Completing the scavenger hunt while using Japanese.

Two such students were participating in a spring camp taking place the week I visited. 10-year old Michael and 8-year old Ken both take their own one-on-one private Japanese lessons every Saturday, so this special event was a great chance to interact with fellow students of Japanese as well as native speakers who had come to work on their English.  Aside from activities such as music, gym and candle-making, there was something special planned for them: a field trip to a local Japanese supermarket so they could practice their Japanese.

Marking off the items found one by one.

While at the store, they had to carry a worksheet with them and accomplish tasks like asking where certain items such as soy sauce, “Pocky” and miso were located and how much they cost.  Michael and Ken received $5 each of spending money, and were eager to show off their Japanese skills.  They were able to navigate Fuji Mart’s aisles and find all of the items, as well as some treats for themselves!
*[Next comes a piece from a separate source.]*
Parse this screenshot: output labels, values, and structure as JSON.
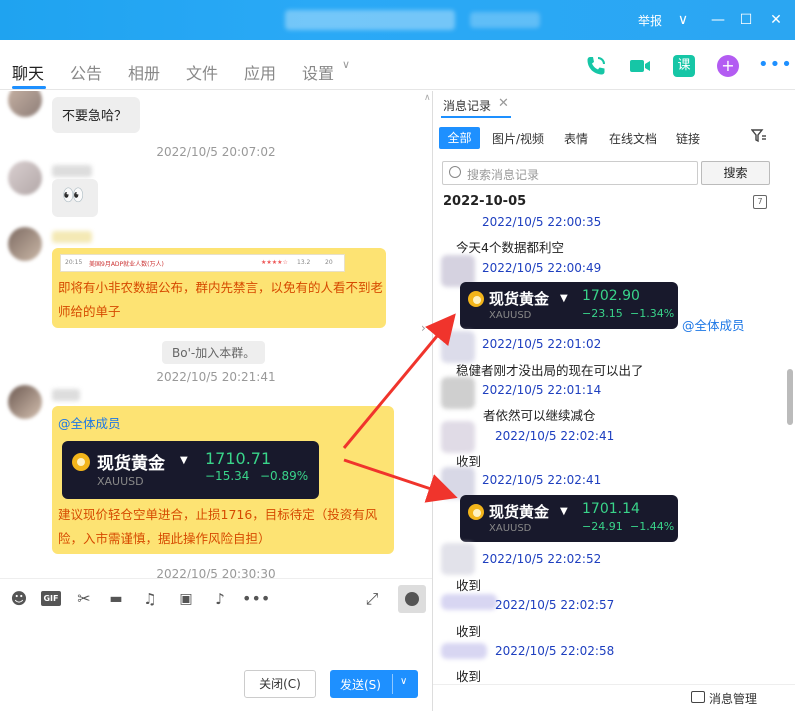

At lunchtime Michael dug into his new purchases right away, enjoying his first onigiri (rice ball) and washing it down with the carbonated drink ramune.  For dessert he opened up his package of orange Hi-chew and shared them with the group.

I took this opportunity to ask Michael and Ken why they want to study Japanese.  Michael shared, “I saw calligraphy hanging in my Japanese friend’s house and I wanted to learn more about Japan, so I started taking classes here six months ago.  I have heiwa (peace) that I wrote in hiragana hanging in my room, and someday I want to write it in kanji.”  As for Ken, his mother is Japanese so his interest in the language was natural.  He started classes about six months ago, and he’s already hooked.  “I like coming to the center because we play games, listen to music and have fun while learning Japanese.”

Learning Japanese through song with native Japanese students.

Watching Michael and Ken and their enthusiasm brought me back to my days first studying Japanese.  I.L.E. has the same magic that I had in my high school class that made it fun to learn a language.  There is something special about having the chance to learn Japanese when you are young, and as I.L.E’s name indicates, they are hoping to have this interest stay with children for the long-term.  With their winning formula, students are sure to grow into lifelong language learners.

———— Reported by Stacy Smith

International Lifelong Education (I.L.E.)
81 Montgomery Ave., 2nd Fl., Scarsdale, NY 10583
TEL: 914-723-7600
*I.L.E. will offer Summer Camp programs. For details, go to their website.